* GOAL OF THE EXERCISE *
Work out how many lines in the data hold the word "What", and reply with that number only.

* DATASET RECORDS *
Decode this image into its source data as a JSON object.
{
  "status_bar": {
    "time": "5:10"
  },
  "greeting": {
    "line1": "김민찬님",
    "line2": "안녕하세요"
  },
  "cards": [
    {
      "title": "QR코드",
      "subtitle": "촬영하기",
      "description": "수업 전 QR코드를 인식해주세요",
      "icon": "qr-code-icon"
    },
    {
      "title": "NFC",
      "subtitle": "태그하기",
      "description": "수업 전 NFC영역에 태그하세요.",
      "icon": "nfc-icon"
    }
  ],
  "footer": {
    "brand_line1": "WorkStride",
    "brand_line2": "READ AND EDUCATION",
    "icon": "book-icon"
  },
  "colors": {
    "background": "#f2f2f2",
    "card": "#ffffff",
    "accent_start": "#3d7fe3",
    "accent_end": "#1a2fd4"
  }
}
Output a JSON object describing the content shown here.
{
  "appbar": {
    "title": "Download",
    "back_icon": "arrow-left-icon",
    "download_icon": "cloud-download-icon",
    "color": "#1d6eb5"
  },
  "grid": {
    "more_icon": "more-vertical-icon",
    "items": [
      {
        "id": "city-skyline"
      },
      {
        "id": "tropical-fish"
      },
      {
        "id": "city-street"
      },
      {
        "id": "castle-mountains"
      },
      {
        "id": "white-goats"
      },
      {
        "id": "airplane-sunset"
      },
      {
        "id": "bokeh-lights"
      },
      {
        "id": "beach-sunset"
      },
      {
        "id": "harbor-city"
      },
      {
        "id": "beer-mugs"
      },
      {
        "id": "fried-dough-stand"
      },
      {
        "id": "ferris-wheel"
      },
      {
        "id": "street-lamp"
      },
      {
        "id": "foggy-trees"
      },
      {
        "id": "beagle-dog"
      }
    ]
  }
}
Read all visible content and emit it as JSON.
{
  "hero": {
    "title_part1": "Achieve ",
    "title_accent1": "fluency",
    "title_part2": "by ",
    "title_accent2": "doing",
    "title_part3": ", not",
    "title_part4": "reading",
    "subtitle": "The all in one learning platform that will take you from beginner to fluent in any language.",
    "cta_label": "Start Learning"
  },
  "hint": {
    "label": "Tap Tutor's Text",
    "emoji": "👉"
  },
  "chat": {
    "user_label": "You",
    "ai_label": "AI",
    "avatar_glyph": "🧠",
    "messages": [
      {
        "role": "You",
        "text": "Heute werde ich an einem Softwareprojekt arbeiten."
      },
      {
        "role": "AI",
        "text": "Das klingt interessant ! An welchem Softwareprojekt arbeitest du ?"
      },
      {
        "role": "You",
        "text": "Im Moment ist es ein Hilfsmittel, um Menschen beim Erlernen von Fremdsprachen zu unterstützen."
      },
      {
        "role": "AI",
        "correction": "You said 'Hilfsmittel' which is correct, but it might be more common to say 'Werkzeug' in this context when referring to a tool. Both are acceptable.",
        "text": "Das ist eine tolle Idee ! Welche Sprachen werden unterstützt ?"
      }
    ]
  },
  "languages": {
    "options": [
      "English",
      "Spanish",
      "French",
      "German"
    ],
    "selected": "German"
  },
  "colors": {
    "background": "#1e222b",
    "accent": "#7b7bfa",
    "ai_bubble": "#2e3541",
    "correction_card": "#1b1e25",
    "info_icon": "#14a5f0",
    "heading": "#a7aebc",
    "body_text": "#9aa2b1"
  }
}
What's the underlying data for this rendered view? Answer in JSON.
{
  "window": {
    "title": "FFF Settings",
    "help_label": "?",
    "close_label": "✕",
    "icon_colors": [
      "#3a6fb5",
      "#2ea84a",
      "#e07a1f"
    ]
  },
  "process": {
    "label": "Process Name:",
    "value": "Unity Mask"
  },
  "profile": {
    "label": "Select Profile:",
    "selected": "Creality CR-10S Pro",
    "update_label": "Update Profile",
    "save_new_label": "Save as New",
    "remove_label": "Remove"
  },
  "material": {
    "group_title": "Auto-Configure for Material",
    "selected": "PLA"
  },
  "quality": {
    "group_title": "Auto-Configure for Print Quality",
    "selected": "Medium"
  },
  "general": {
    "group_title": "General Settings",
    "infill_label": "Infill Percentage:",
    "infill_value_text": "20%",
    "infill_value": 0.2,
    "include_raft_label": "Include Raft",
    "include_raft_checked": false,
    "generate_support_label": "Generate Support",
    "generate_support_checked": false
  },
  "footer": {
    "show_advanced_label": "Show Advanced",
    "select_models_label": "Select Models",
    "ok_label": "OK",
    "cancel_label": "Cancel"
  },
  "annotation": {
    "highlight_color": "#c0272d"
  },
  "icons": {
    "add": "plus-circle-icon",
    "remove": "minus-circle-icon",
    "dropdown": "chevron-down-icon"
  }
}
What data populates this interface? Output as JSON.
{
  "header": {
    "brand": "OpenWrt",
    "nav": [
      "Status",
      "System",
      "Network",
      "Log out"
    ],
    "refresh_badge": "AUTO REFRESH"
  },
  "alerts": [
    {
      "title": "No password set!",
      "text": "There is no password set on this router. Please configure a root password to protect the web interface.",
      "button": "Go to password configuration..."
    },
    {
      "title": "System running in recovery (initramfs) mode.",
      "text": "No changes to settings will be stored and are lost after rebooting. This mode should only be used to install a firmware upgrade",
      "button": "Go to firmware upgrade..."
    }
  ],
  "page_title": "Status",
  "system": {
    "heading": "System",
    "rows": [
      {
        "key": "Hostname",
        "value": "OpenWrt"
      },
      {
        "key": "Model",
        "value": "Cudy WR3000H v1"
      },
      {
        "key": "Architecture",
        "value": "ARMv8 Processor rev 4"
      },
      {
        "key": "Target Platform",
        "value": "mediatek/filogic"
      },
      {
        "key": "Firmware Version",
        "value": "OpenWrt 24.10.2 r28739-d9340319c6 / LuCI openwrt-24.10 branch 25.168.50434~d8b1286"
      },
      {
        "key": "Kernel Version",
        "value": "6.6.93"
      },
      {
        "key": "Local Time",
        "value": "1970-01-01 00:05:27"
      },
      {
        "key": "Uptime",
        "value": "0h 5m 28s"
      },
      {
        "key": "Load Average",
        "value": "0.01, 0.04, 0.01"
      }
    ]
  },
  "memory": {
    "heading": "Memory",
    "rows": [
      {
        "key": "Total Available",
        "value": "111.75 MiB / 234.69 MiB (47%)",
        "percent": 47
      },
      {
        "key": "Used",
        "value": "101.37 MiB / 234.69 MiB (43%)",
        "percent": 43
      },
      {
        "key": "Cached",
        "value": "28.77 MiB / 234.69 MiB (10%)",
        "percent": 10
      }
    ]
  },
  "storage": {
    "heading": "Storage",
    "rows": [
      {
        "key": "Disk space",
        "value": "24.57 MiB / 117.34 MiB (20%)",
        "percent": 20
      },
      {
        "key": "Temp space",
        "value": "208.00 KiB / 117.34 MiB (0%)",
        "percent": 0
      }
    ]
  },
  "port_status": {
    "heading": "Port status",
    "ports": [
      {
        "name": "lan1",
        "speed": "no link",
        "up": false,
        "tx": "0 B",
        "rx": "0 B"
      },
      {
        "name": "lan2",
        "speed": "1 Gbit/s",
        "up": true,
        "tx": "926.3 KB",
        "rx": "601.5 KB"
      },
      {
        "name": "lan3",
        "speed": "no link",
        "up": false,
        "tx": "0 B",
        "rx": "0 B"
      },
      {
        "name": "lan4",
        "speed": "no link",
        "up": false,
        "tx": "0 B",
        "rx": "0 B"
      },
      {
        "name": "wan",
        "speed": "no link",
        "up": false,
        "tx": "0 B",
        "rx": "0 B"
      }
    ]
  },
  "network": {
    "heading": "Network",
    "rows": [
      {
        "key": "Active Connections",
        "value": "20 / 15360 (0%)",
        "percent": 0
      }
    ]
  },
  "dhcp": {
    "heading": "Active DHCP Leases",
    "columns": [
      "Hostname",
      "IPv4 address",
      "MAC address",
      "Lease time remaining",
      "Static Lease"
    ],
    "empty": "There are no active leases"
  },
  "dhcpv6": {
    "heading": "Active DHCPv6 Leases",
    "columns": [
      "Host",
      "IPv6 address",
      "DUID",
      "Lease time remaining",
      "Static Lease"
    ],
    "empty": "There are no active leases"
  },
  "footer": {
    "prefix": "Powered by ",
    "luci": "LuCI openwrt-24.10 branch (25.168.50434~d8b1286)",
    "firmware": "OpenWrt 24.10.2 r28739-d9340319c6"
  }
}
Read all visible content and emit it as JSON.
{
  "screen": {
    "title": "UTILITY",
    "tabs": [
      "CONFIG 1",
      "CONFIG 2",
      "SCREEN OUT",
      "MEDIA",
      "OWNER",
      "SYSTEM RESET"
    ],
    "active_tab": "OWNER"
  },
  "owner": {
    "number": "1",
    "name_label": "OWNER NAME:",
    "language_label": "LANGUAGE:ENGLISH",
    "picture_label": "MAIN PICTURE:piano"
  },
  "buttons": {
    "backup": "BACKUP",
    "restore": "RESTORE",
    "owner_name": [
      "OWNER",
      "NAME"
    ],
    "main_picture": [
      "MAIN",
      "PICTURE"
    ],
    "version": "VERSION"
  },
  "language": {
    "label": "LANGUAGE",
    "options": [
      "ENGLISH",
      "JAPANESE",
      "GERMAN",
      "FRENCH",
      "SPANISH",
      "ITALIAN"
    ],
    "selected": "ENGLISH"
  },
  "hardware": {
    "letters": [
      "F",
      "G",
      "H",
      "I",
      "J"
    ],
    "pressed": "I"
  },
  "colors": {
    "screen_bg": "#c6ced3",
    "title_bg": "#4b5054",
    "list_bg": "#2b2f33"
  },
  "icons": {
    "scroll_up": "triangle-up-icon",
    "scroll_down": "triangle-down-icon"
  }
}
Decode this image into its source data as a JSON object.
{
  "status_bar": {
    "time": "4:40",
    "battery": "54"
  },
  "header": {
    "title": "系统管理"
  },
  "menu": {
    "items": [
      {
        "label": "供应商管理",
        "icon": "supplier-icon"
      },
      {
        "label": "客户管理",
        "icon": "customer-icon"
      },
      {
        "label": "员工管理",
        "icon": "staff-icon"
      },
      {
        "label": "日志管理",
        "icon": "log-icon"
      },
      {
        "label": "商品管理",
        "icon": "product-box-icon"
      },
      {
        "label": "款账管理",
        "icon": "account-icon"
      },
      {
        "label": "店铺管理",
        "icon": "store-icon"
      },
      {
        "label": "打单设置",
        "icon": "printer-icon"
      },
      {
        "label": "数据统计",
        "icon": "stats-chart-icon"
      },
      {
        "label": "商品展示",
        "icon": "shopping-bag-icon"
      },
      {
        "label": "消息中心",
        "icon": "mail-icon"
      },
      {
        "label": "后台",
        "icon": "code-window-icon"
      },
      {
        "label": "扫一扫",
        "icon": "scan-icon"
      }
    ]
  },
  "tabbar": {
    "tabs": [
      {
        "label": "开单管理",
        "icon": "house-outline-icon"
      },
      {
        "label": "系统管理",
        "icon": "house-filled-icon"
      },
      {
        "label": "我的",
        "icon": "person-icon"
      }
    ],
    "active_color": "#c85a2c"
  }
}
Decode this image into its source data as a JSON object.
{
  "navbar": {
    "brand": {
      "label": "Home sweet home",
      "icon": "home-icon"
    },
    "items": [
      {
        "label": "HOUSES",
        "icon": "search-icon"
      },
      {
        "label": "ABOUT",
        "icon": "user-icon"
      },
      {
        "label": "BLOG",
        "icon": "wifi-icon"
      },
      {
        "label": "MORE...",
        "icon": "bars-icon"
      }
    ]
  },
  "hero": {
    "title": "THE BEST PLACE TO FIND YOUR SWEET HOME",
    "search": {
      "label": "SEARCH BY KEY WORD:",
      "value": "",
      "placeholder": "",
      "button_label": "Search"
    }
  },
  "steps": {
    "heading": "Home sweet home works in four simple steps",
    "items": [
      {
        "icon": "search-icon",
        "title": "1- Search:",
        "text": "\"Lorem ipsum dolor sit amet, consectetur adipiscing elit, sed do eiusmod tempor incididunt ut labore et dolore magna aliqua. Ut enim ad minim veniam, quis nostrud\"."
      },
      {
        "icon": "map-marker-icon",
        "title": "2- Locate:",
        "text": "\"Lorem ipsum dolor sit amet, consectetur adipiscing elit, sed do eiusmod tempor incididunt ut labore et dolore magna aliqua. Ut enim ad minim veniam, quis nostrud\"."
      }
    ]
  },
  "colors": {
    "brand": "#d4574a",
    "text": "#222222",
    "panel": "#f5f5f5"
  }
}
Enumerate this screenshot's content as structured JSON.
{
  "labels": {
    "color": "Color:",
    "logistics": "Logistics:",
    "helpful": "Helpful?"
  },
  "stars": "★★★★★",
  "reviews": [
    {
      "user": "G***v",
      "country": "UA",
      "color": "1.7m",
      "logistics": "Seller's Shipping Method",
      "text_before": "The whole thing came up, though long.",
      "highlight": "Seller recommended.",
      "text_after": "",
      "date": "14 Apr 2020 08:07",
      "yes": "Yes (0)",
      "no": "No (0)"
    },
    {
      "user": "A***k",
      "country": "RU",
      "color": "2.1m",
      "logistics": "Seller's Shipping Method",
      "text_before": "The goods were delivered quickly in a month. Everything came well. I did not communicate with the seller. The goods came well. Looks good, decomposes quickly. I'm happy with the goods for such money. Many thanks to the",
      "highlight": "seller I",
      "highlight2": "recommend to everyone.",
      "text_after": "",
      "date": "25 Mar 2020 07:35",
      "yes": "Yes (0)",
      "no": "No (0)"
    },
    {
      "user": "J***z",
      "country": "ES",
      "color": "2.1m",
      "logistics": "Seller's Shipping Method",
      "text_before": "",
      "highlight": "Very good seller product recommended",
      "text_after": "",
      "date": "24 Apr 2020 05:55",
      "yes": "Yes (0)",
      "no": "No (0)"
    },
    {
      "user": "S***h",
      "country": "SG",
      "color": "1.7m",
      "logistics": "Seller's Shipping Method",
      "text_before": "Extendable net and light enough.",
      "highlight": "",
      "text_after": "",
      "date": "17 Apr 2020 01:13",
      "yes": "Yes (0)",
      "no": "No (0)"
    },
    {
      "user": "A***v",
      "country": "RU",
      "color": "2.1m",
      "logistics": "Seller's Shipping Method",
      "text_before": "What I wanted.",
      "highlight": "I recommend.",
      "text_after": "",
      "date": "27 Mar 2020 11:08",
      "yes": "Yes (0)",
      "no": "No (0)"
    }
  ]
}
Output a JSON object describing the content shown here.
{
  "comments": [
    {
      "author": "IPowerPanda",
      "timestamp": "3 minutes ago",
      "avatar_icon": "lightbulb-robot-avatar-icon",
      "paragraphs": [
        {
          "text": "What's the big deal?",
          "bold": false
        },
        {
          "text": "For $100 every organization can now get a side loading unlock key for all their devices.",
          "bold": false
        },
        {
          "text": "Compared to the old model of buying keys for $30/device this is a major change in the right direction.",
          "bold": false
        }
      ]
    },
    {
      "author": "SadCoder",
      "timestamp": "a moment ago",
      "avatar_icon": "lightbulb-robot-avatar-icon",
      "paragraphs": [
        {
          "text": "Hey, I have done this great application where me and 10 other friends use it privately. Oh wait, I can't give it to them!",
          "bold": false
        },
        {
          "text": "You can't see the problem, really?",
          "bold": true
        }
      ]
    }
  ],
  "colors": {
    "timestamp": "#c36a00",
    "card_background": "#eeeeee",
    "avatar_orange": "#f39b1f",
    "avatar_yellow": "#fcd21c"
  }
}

* SOLUTION FOR THIS TASK *
4